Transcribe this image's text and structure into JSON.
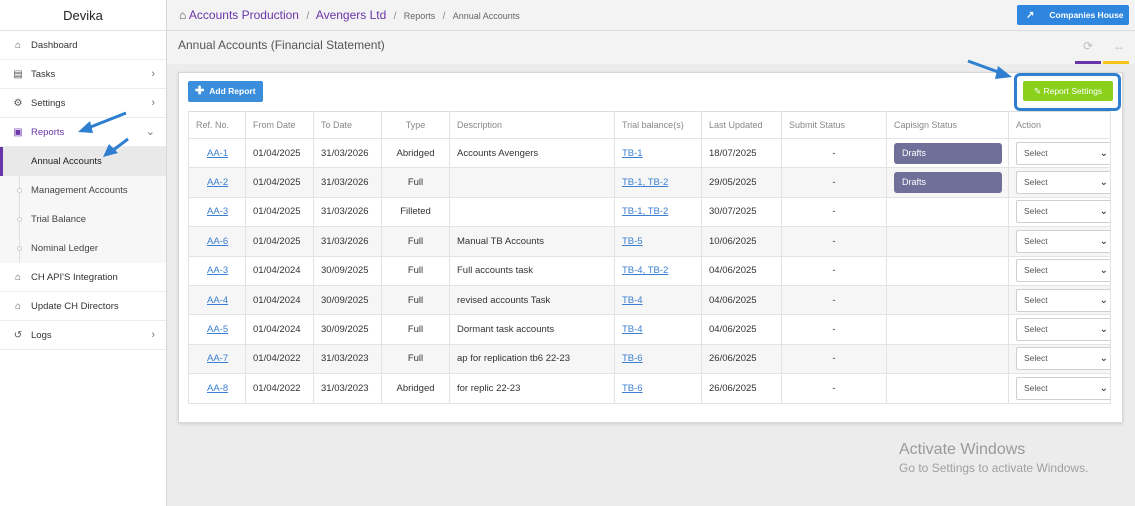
{
  "sidebar": {
    "brand": "Devika",
    "items": [
      {
        "label": "Dashboard",
        "icon": "home-icon"
      },
      {
        "label": "Tasks",
        "icon": "tasks-icon"
      },
      {
        "label": "Settings",
        "icon": "gear-icon"
      },
      {
        "label": "Reports",
        "icon": "report-icon"
      }
    ],
    "sub_items": [
      {
        "label": "Annual Accounts"
      },
      {
        "label": "Management Accounts"
      },
      {
        "label": "Trial Balance"
      },
      {
        "label": "Nominal Ledger"
      }
    ],
    "items_after": [
      {
        "label": "CH API'S Integration",
        "icon": "home-icon"
      },
      {
        "label": "Update CH Directors",
        "icon": "home-icon"
      },
      {
        "label": "Logs",
        "icon": "history-icon"
      }
    ]
  },
  "breadcrumb": {
    "home": "Accounts Production",
    "company": "Avengers Ltd",
    "reports": "Reports",
    "current": "Annual Accounts"
  },
  "topbar": {
    "companies_house": "Companies House"
  },
  "page": {
    "title": "Annual Accounts (Financial Statement)"
  },
  "toolbar": {
    "add_report": "Add Report",
    "report_settings": "Report Settings"
  },
  "table": {
    "headers": [
      "Ref. No.",
      "From Date",
      "To Date",
      "Type",
      "Description",
      "Trial balance(s)",
      "Last Updated",
      "Submit Status",
      "Capisign Status",
      "Action"
    ],
    "rows": [
      {
        "ref": "AA-1",
        "from": "01/04/2025",
        "to": "31/03/2026",
        "type": "Abridged",
        "desc": "Accounts Avengers",
        "tb": "TB-1",
        "updated": "18/07/2025",
        "submit": "-",
        "capisign": "Drafts",
        "action": "Select"
      },
      {
        "ref": "AA-2",
        "from": "01/04/2025",
        "to": "31/03/2026",
        "type": "Full",
        "desc": "",
        "tb": "TB-1, TB-2",
        "updated": "29/05/2025",
        "submit": "-",
        "capisign": "Drafts",
        "action": "Select"
      },
      {
        "ref": "AA-3",
        "from": "01/04/2025",
        "to": "31/03/2026",
        "type": "Filleted",
        "desc": "",
        "tb": "TB-1, TB-2",
        "updated": "30/07/2025",
        "submit": "-",
        "capisign": "",
        "action": "Select"
      },
      {
        "ref": "AA-6",
        "from": "01/04/2025",
        "to": "31/03/2026",
        "type": "Full",
        "desc": "Manual TB Accounts",
        "tb": "TB-5",
        "updated": "10/06/2025",
        "submit": "-",
        "capisign": "",
        "action": "Select"
      },
      {
        "ref": "AA-3",
        "from": "01/04/2024",
        "to": "30/09/2025",
        "type": "Full",
        "desc": "Full accounts task",
        "tb": "TB-4, TB-2",
        "updated": "04/06/2025",
        "submit": "-",
        "capisign": "",
        "action": "Select"
      },
      {
        "ref": "AA-4",
        "from": "01/04/2024",
        "to": "30/09/2025",
        "type": "Full",
        "desc": "revised accounts Task",
        "tb": "TB-4",
        "updated": "04/06/2025",
        "submit": "-",
        "capisign": "",
        "action": "Select"
      },
      {
        "ref": "AA-5",
        "from": "01/04/2024",
        "to": "30/09/2025",
        "type": "Full",
        "desc": "Dormant task accounts",
        "tb": "TB-4",
        "updated": "04/06/2025",
        "submit": "-",
        "capisign": "",
        "action": "Select"
      },
      {
        "ref": "AA-7",
        "from": "01/04/2022",
        "to": "31/03/2023",
        "type": "Full",
        "desc": "ap for replication tb6 22-23",
        "tb": "TB-6",
        "updated": "26/06/2025",
        "submit": "-",
        "capisign": "",
        "action": "Select"
      },
      {
        "ref": "AA-8",
        "from": "01/04/2022",
        "to": "31/03/2023",
        "type": "Abridged",
        "desc": "for replic 22-23",
        "tb": "TB-6",
        "updated": "26/06/2025",
        "submit": "-",
        "capisign": "",
        "action": "Select"
      }
    ]
  },
  "watermark": {
    "line1": "Activate Windows",
    "line2": "Go to Settings to activate Windows."
  },
  "colors": {
    "brand_purple": "#6a35a8",
    "primary_blue": "#3b8edb",
    "settings_green": "#8bd11c",
    "drafts_badge": "#6f6f9a",
    "highlight_blue": "#2f7fd0"
  }
}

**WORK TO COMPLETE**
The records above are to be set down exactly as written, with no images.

**EXERCISE ANSWER**
Transcribe this image's text and structure into JSON.
{
  "sidebar": {
    "brand": "Devika",
    "items": [
      {
        "label": "Dashboard",
        "icon": "home-icon"
      },
      {
        "label": "Tasks",
        "icon": "tasks-icon"
      },
      {
        "label": "Settings",
        "icon": "gear-icon"
      },
      {
        "label": "Reports",
        "icon": "report-icon"
      }
    ],
    "sub_items": [
      {
        "label": "Annual Accounts"
      },
      {
        "label": "Management Accounts"
      },
      {
        "label": "Trial Balance"
      },
      {
        "label": "Nominal Ledger"
      }
    ],
    "items_after": [
      {
        "label": "CH API'S Integration",
        "icon": "home-icon"
      },
      {
        "label": "Update CH Directors",
        "icon": "home-icon"
      },
      {
        "label": "Logs",
        "icon": "history-icon"
      }
    ]
  },
  "breadcrumb": {
    "home": "Accounts Production",
    "company": "Avengers Ltd",
    "reports": "Reports",
    "current": "Annual Accounts"
  },
  "topbar": {
    "companies_house": "Companies House"
  },
  "page": {
    "title": "Annual Accounts (Financial Statement)"
  },
  "toolbar": {
    "add_report": "Add Report",
    "report_settings": "Report Settings"
  },
  "table": {
    "headers": [
      "Ref. No.",
      "From Date",
      "To Date",
      "Type",
      "Description",
      "Trial balance(s)",
      "Last Updated",
      "Submit Status",
      "Capisign Status",
      "Action"
    ],
    "rows": [
      {
        "ref": "AA-1",
        "from": "01/04/2025",
        "to": "31/03/2026",
        "type": "Abridged",
        "desc": "Accounts Avengers",
        "tb": "TB-1",
        "updated": "18/07/2025",
        "submit": "-",
        "capisign": "Drafts",
        "action": "Select"
      },
      {
        "ref": "AA-2",
        "from": "01/04/2025",
        "to": "31/03/2026",
        "type": "Full",
        "desc": "",
        "tb": "TB-1, TB-2",
        "updated": "29/05/2025",
        "submit": "-",
        "capisign": "Drafts",
        "action": "Select"
      },
      {
        "ref": "AA-3",
        "from": "01/04/2025",
        "to": "31/03/2026",
        "type": "Filleted",
        "desc": "",
        "tb": "TB-1, TB-2",
        "updated": "30/07/2025",
        "submit": "-",
        "capisign": "",
        "action": "Select"
      },
      {
        "ref": "AA-6",
        "from": "01/04/2025",
        "to": "31/03/2026",
        "type": "Full",
        "desc": "Manual TB Accounts",
        "tb": "TB-5",
        "updated": "10/06/2025",
        "submit": "-",
        "capisign": "",
        "action": "Select"
      },
      {
        "ref": "AA-3",
        "from": "01/04/2024",
        "to": "30/09/2025",
        "type": "Full",
        "desc": "Full accounts task",
        "tb": "TB-4, TB-2",
        "updated": "04/06/2025",
        "submit": "-",
        "capisign": "",
        "action": "Select"
      },
      {
        "ref": "AA-4",
        "from": "01/04/2024",
        "to": "30/09/2025",
        "type": "Full",
        "desc": "revised accounts Task",
        "tb": "TB-4",
        "updated": "04/06/2025",
        "submit": "-",
        "capisign": "",
        "action": "Select"
      },
      {
        "ref": "AA-5",
        "from": "01/04/2024",
        "to": "30/09/2025",
        "type": "Full",
        "desc": "Dormant task accounts",
        "tb": "TB-4",
        "updated": "04/06/2025",
        "submit": "-",
        "capisign": "",
        "action": "Select"
      },
      {
        "ref": "AA-7",
        "from": "01/04/2022",
        "to": "31/03/2023",
        "type": "Full",
        "desc": "ap for replication tb6 22-23",
        "tb": "TB-6",
        "updated": "26/06/2025",
        "submit": "-",
        "capisign": "",
        "action": "Select"
      },
      {
        "ref": "AA-8",
        "from": "01/04/2022",
        "to": "31/03/2023",
        "type": "Abridged",
        "desc": "for replic 22-23",
        "tb": "TB-6",
        "updated": "26/06/2025",
        "submit": "-",
        "capisign": "",
        "action": "Select"
      }
    ]
  },
  "watermark": {
    "line1": "Activate Windows",
    "line2": "Go to Settings to activate Windows."
  },
  "colors": {
    "brand_purple": "#6a35a8",
    "primary_blue": "#3b8edb",
    "settings_green": "#8bd11c",
    "drafts_badge": "#6f6f9a",
    "highlight_blue": "#2f7fd0"
  }
}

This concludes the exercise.